Dataset items:
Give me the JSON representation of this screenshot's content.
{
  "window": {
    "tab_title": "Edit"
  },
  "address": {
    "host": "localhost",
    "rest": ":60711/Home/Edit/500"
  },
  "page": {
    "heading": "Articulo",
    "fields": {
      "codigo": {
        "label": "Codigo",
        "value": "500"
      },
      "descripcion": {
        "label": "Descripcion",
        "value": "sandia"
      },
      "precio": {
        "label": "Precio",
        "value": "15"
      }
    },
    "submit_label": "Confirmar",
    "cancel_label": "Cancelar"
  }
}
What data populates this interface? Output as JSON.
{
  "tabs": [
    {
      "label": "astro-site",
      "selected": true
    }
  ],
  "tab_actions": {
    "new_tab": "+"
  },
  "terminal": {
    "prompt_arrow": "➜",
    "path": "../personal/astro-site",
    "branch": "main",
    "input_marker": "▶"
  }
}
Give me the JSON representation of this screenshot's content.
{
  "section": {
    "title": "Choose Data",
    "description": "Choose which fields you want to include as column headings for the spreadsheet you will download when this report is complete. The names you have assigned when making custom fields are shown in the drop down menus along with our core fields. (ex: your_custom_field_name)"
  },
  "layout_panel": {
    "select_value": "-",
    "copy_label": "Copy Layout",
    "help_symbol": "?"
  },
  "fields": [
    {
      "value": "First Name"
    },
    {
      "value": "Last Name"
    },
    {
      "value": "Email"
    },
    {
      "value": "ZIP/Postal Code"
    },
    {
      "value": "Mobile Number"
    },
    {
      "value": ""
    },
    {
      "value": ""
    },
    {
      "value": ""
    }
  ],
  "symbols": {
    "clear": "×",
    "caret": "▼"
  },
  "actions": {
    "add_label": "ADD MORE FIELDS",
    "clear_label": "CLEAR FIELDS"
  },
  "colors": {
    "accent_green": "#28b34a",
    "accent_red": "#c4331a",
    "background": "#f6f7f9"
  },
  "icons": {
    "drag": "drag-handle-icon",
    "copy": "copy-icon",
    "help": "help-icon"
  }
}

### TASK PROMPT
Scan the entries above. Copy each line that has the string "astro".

### SOLUTION TO THE PROBLEM
      "label": "astro-site",
    "path": "../personal/astro-site",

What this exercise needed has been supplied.